After years of living together taking care of each other’s
dreams, and making minute adjustments to their love life
And here is ‘La Trapéziste’, ‘high-wire walking’ … ‘strid[ing] the silky air’, right on cue.
Isolated from the larger selected poems and not in chronological order, which can often be unexpectedly subtle, now the links are traces and interior themes: light and waking, undressing, talking under the cover of darkness. The piano makes another appearance and it seems more melancholy: ‘Yesterday it was found weeping in the garden.’ At times the lovers retreat to their own identities, as if to recover strength. The domestic and the abstract compete for understanding: letters re-appear and quarrels. Even a quarrel can be lit by magical images:
We were walking out of the park, your
hair on fire under a full fall of moon;
the flowering almond its bridal white
fading earlier than we remembered.
The image offers more than magic: it is a presage that love will survive, refreshed. ‘Swimming lessons in Spanish’ sets this out almost like a thesis, contrasting and employing two styles of language, both familiar to lovers:
He didn’t know if she was running away from something
(himself) or running towards something (someone else).
How would you know until too late …
But language, elevated, lyrical, can ride to the rescue:
And so to ‘tell his love’ he wrote: ‘By that small flower
of forget-me-not that kisses the air dulce on waking wherever
you are, call out the name of someone you have loved and
who has loved you back. I promise you three times. I promise
you swimming lessons in Spanish. Call this a moment of prayer,
even for a lifetime.’
(‘Swimming lessons in Spanish’)
Mary McCallum has chosen wisely: her most experienced poet is well-equipped to deal with the most difficult subject of all.
* One of Harlow’s most anthologised poems and the title of his 1981 collection, Today is the Piano’s Birthday
ELIZABETH SMITHER, a former Te Mata Poet Laureate, lives in New Plymouth.

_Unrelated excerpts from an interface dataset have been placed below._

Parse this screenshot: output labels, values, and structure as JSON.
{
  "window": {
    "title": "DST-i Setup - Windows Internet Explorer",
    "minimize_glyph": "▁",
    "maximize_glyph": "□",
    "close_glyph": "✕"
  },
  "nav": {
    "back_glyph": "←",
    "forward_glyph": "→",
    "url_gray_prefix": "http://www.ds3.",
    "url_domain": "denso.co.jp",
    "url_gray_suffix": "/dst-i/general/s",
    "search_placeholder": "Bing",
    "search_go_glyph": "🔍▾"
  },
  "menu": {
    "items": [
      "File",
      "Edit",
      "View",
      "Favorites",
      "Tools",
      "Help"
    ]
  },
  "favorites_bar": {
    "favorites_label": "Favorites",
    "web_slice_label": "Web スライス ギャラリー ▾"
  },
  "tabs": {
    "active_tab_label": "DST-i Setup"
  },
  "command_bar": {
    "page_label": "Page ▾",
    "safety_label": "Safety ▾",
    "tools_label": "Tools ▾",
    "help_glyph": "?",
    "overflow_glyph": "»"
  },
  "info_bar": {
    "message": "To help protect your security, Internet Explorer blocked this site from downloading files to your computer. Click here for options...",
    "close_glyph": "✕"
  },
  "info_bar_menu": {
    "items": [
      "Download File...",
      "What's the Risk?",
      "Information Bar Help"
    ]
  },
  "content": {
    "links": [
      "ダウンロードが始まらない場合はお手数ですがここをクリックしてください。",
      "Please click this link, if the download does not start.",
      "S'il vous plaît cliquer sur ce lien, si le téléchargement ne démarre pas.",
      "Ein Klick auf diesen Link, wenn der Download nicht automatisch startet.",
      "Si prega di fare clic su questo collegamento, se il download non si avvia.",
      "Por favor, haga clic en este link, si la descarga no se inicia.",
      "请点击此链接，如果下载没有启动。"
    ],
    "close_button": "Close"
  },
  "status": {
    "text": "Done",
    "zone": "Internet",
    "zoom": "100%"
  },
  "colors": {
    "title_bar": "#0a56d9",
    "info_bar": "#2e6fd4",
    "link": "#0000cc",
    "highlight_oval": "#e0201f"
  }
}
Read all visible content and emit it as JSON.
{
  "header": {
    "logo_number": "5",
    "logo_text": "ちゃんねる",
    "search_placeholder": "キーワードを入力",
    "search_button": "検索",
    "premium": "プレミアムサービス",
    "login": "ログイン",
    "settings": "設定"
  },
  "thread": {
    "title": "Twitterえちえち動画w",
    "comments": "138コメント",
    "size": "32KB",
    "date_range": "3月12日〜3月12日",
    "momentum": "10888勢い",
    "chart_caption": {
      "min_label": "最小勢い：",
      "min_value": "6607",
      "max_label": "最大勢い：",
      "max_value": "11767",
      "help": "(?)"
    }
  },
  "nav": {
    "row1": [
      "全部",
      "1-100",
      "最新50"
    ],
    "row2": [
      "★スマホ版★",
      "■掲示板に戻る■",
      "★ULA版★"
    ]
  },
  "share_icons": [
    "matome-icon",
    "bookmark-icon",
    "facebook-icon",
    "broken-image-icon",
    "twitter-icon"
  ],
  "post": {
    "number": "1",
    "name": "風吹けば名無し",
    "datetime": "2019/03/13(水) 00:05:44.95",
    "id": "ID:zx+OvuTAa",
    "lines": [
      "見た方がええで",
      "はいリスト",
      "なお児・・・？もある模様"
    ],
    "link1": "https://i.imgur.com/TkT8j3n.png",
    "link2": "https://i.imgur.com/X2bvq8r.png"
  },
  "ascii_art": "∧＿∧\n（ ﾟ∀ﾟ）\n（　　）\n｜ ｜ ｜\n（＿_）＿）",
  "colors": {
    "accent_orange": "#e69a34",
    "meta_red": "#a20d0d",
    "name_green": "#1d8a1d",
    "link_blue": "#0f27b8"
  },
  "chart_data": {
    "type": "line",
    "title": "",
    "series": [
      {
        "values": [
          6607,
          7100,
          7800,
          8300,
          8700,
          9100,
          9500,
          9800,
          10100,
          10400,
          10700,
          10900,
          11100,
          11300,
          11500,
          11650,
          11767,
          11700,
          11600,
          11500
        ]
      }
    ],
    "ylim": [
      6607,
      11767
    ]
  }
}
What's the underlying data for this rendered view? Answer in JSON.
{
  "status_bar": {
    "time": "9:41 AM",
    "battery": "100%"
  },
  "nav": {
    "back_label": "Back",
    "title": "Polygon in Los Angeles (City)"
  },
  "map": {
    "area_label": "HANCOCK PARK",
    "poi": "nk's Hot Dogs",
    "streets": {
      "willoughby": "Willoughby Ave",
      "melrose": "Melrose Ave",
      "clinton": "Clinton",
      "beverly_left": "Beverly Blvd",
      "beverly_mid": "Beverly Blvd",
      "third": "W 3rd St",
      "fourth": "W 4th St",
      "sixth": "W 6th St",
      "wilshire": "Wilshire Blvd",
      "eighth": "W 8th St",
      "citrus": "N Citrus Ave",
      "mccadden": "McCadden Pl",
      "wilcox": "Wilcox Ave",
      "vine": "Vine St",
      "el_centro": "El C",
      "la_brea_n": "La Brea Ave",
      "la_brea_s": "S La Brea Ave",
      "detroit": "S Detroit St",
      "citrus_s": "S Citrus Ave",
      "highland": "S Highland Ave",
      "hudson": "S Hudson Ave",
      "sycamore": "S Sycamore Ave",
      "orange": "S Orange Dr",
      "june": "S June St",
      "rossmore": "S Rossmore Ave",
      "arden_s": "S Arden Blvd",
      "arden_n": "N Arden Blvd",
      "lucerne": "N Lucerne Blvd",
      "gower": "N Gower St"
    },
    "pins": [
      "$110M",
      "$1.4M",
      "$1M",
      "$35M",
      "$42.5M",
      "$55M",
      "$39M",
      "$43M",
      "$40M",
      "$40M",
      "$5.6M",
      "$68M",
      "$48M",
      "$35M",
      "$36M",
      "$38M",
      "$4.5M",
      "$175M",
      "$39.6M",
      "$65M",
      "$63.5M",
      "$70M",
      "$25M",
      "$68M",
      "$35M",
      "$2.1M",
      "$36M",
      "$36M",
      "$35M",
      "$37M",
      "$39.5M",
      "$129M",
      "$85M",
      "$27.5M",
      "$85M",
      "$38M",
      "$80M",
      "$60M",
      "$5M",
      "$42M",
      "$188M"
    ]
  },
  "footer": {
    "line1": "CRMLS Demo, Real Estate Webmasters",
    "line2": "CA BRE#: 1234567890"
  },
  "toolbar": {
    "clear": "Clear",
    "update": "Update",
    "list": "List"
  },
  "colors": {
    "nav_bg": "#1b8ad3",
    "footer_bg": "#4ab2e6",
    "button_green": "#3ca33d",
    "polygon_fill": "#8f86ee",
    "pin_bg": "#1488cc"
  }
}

Her novels include Lola, published by Penguin in 2010, and her most recent collection of poems is The Blue Coat, published by Auckland University Press in 2013.